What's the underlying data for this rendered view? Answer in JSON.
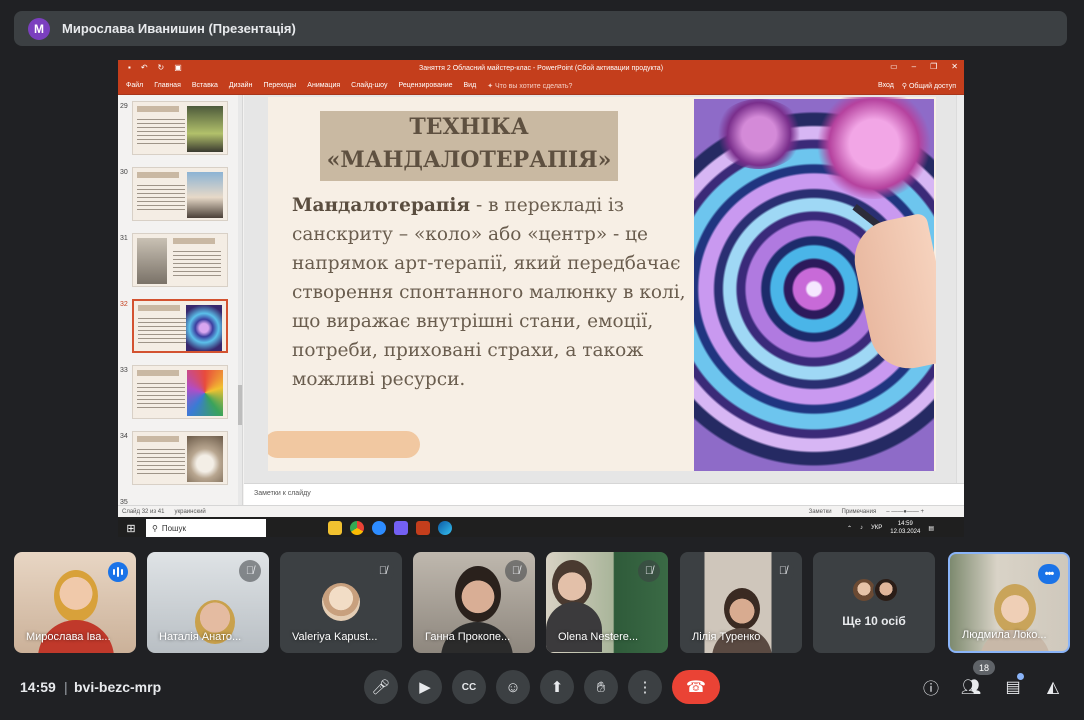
{
  "presenter_bar": {
    "avatar_letter": "M",
    "title": "Мирослава Иванишин (Презентація)"
  },
  "powerpoint": {
    "window_title": "Заняття 2 Обласний майстер-клас - PowerPoint (Сбой активации продукта)",
    "ribbon_tabs": [
      "Файл",
      "Главная",
      "Вставка",
      "Дизайн",
      "Переходы",
      "Анимация",
      "Слайд-шоу",
      "Рецензирование",
      "Вид"
    ],
    "help_search": "Что вы хотите сделать?",
    "sign_in": "Вход",
    "share": "Общий доступ",
    "thumbnail_numbers": [
      "29",
      "30",
      "31",
      "32",
      "33",
      "34",
      "35"
    ],
    "active_thumbnail": "32",
    "slide": {
      "title_line1": "ТЕХНІКА",
      "title_line2": "«МАНДАЛОТЕРАПІЯ»",
      "body_bold": "Мандалотерапія",
      "body_text": " - в перекладі із санскриту – «коло» або «центр» - це напрямок арт-терапії, який передбачає створення спонтанного малюнку в колі, що виражає внутрішні стани, емоції, потреби, приховані страхи, а також можливі ресурси."
    },
    "notes_placeholder": "Заметки к слайду",
    "status_slide": "Слайд 32 из 41",
    "status_language": "украинский",
    "status_notes": "Заметки",
    "status_comments": "Примечания",
    "taskbar_search": "Пошук",
    "tray_lang": "УКР",
    "tray_time": "14:59",
    "tray_date": "12.03.2024"
  },
  "participants": [
    {
      "name": "Мирослава Іва...",
      "speaking": true
    },
    {
      "name": "Наталія Анато...",
      "muted": true
    },
    {
      "name": "Valeriya Kapust...",
      "muted": true
    },
    {
      "name": "Ганна Прокопе...",
      "muted": true
    },
    {
      "name": "Olena Nestere...",
      "muted": true
    },
    {
      "name": "Лілія Туренко",
      "muted": true
    },
    {
      "name": "Ще 10 осіб"
    },
    {
      "name": "Людмила Локо...",
      "pinned": true
    }
  ],
  "bottom_bar": {
    "time": "14:59",
    "separator": "|",
    "meeting_code": "bvi-bezc-mrp",
    "participant_count": "18"
  },
  "colors": {
    "accent_blue": "#1a73e8",
    "end_call_red": "#ea4335",
    "ppt_orange": "#c43e1c"
  }
}
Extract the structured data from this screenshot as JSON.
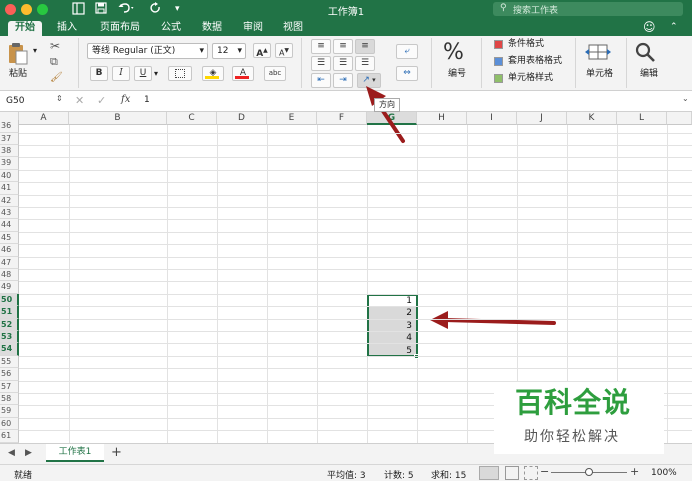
{
  "titlebar": {
    "title": "工作簿1",
    "search_placeholder": "搜索工作表",
    "accent": "#217346"
  },
  "tabs": [
    {
      "label": "开始",
      "active": true
    },
    {
      "label": "插入"
    },
    {
      "label": "页面布局"
    },
    {
      "label": "公式"
    },
    {
      "label": "数据"
    },
    {
      "label": "审阅"
    },
    {
      "label": "视图"
    }
  ],
  "ribbon": {
    "paste_label": "粘贴",
    "font_name": "等线 Regular (正文)",
    "font_size": "12",
    "bold": "B",
    "italic": "I",
    "underline": "U",
    "increase_font": "A",
    "decrease_font": "A",
    "number_label": "编号",
    "percent": "%",
    "cond_format": "条件格式",
    "table_format": "套用表格格式",
    "cell_style": "单元格样式",
    "cells_label": "单元格",
    "editing_label": "编辑",
    "tooltip": "方向"
  },
  "formula_bar": {
    "name_box": "G50",
    "fx": "fx",
    "value": "1"
  },
  "grid": {
    "columns": [
      "A",
      "B",
      "C",
      "D",
      "E",
      "F",
      "G",
      "H",
      "I",
      "J",
      "K",
      "L"
    ],
    "rows": [
      "36",
      "37",
      "38",
      "39",
      "40",
      "41",
      "42",
      "43",
      "44",
      "45",
      "46",
      "47",
      "48",
      "49",
      "50",
      "51",
      "52",
      "53",
      "54",
      "55",
      "56",
      "57",
      "58",
      "59",
      "60",
      "61"
    ],
    "selected_rows": [
      "50",
      "51",
      "52",
      "53",
      "54"
    ],
    "selected_column": "G",
    "values": [
      "1",
      "2",
      "3",
      "4",
      "5"
    ]
  },
  "sheetbar": {
    "sheet_tab": "工作表1",
    "add": "+"
  },
  "statusbar": {
    "ready": "就绪",
    "average": "平均值: 3",
    "count": "计数: 5",
    "sum": "求和: 15",
    "zoom": "100%",
    "minus": "−",
    "plus": "+"
  },
  "watermark": {
    "title": "百科全说",
    "subtitle": "助你轻松解决",
    "color": "#2e9e3e"
  }
}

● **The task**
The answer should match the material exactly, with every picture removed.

● **Your solution**
What's the underlying data for this rendered view? Answer in JSON.
{
  "presenter_bar": {
    "avatar_letter": "M",
    "title": "Мирослава Иванишин (Презентація)"
  },
  "powerpoint": {
    "window_title": "Заняття 2 Обласний майстер-клас - PowerPoint (Сбой активации продукта)",
    "ribbon_tabs": [
      "Файл",
      "Главная",
      "Вставка",
      "Дизайн",
      "Переходы",
      "Анимация",
      "Слайд-шоу",
      "Рецензирование",
      "Вид"
    ],
    "help_search": "Что вы хотите сделать?",
    "sign_in": "Вход",
    "share": "Общий доступ",
    "thumbnail_numbers": [
      "29",
      "30",
      "31",
      "32",
      "33",
      "34",
      "35"
    ],
    "active_thumbnail": "32",
    "slide": {
      "title_line1": "ТЕХНІКА",
      "title_line2": "«МАНДАЛОТЕРАПІЯ»",
      "body_bold": "Мандалотерапія",
      "body_text": " - в перекладі із санскриту – «коло» або «центр» - це напрямок арт-терапії, який передбачає створення спонтанного малюнку в колі, що виражає внутрішні стани, емоції, потреби, приховані страхи, а також можливі ресурси."
    },
    "notes_placeholder": "Заметки к слайду",
    "status_slide": "Слайд 32 из 41",
    "status_language": "украинский",
    "status_notes": "Заметки",
    "status_comments": "Примечания",
    "taskbar_search": "Пошук",
    "tray_lang": "УКР",
    "tray_time": "14:59",
    "tray_date": "12.03.2024"
  },
  "participants": [
    {
      "name": "Мирослава Іва...",
      "speaking": true
    },
    {
      "name": "Наталія Анато...",
      "muted": true
    },
    {
      "name": "Valeriya Kapust...",
      "muted": true
    },
    {
      "name": "Ганна Прокопе...",
      "muted": true
    },
    {
      "name": "Olena Nestere...",
      "muted": true
    },
    {
      "name": "Лілія Туренко",
      "muted": true
    },
    {
      "name": "Ще 10 осіб"
    },
    {
      "name": "Людмила Локо...",
      "pinned": true
    }
  ],
  "bottom_bar": {
    "time": "14:59",
    "separator": "|",
    "meeting_code": "bvi-bezc-mrp",
    "participant_count": "18"
  },
  "colors": {
    "accent_blue": "#1a73e8",
    "end_call_red": "#ea4335",
    "ppt_orange": "#c43e1c"
  }
}
Extract the structured data from this screenshot as JSON.
{
  "titlebar": {
    "title": "工作簿1",
    "search_placeholder": "搜索工作表",
    "accent": "#217346"
  },
  "tabs": [
    {
      "label": "开始",
      "active": true
    },
    {
      "label": "插入"
    },
    {
      "label": "页面布局"
    },
    {
      "label": "公式"
    },
    {
      "label": "数据"
    },
    {
      "label": "审阅"
    },
    {
      "label": "视图"
    }
  ],
  "ribbon": {
    "paste_label": "粘贴",
    "font_name": "等线 Regular (正文)",
    "font_size": "12",
    "bold": "B",
    "italic": "I",
    "underline": "U",
    "increase_font": "A",
    "decrease_font": "A",
    "number_label": "编号",
    "percent": "%",
    "cond_format": "条件格式",
    "table_format": "套用表格格式",
    "cell_style": "单元格样式",
    "cells_label": "单元格",
    "editing_label": "编辑",
    "tooltip": "方向"
  },
  "formula_bar": {
    "name_box": "G50",
    "fx": "fx",
    "value": "1"
  },
  "grid": {
    "columns": [
      "A",
      "B",
      "C",
      "D",
      "E",
      "F",
      "G",
      "H",
      "I",
      "J",
      "K",
      "L"
    ],
    "rows": [
      "36",
      "37",
      "38",
      "39",
      "40",
      "41",
      "42",
      "43",
      "44",
      "45",
      "46",
      "47",
      "48",
      "49",
      "50",
      "51",
      "52",
      "53",
      "54",
      "55",
      "56",
      "57",
      "58",
      "59",
      "60",
      "61"
    ],
    "selected_rows": [
      "50",
      "51",
      "52",
      "53",
      "54"
    ],
    "selected_column": "G",
    "values": [
      "1",
      "2",
      "3",
      "4",
      "5"
    ]
  },
  "sheetbar": {
    "sheet_tab": "工作表1",
    "add": "+"
  },
  "statusbar": {
    "ready": "就绪",
    "average": "平均值: 3",
    "count": "计数: 5",
    "sum": "求和: 15",
    "zoom": "100%",
    "minus": "−",
    "plus": "+"
  },
  "watermark": {
    "title": "百科全说",
    "subtitle": "助你轻松解决",
    "color": "#2e9e3e"
  }
}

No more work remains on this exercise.